What the exercise asks >> Copy every entry precisely.

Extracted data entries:
....
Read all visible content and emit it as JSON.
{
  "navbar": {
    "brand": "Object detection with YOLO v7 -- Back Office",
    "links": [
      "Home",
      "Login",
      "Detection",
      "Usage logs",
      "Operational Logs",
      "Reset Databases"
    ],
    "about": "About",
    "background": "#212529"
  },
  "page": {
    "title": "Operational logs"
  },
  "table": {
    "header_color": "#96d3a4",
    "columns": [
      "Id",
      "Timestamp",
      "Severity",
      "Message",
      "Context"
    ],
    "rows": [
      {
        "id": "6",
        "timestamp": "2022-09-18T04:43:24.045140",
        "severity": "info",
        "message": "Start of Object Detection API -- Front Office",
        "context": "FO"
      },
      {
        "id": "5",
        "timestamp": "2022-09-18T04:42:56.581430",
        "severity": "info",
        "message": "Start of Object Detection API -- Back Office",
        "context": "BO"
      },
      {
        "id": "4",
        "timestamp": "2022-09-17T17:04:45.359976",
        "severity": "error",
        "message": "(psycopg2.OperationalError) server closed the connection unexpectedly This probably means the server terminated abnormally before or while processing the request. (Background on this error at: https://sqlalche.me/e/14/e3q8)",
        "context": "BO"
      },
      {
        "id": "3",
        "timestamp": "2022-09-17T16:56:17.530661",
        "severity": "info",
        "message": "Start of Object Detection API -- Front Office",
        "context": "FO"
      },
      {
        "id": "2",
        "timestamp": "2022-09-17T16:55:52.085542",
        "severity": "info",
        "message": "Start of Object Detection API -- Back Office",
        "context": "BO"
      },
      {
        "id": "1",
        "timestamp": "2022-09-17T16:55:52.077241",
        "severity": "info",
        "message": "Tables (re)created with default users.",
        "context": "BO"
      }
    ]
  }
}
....
Exercise solution >>
Read all visible content and emit it as JSON.
{
  "navbar": {
    "brand": "Object detection with YOLO v7 -- Back Office",
    "links": [
      "Home",
      "Login",
      "Detection",
      "Usage logs",
      "Operational Logs",
      "Reset Databases"
    ],
    "about": "About",
    "background": "#212529"
  },
  "page": {
    "title": "Operational logs"
  },
  "table": {
    "header_color": "#96d3a4",
    "columns": [
      "Id",
      "Timestamp",
      "Severity",
      "Message",
      "Context"
    ],
    "rows": [
      {
        "id": "6",
        "timestamp": "2022-09-18T04:43:24.045140",
        "severity": "info",
        "message": "Start of Object Detection API -- Front Office",
        "context": "FO"
      },
      {
        "id": "5",
        "timestamp": "2022-09-18T04:42:56.581430",
        "severity": "info",
        "message": "Start of Object Detection API -- Back Office",
        "context": "BO"
      },
      {
        "id": "4",
        "timestamp": "2022-09-17T17:04:45.359976",
        "severity": "error",
        "message": "(psycopg2.OperationalError) server closed the connection unexpectedly This probably means the server terminated abnormally before or while processing the request. (Background on this error at: https://sqlalche.me/e/14/e3q8)",
        "context": "BO"
      },
      {
        "id": "3",
        "timestamp": "2022-09-17T16:56:17.530661",
        "severity": "info",
        "message": "Start of Object Detection API -- Front Office",
        "context": "FO"
      },
      {
        "id": "2",
        "timestamp": "2022-09-17T16:55:52.085542",
        "severity": "info",
        "message": "Start of Object Detection API -- Back Office",
        "context": "BO"
      },
      {
        "id": "1",
        "timestamp": "2022-09-17T16:55:52.077241",
        "severity": "info",
        "message": "Tables (re)created with default users.",
        "context": "BO"
      }
    ]
  }
}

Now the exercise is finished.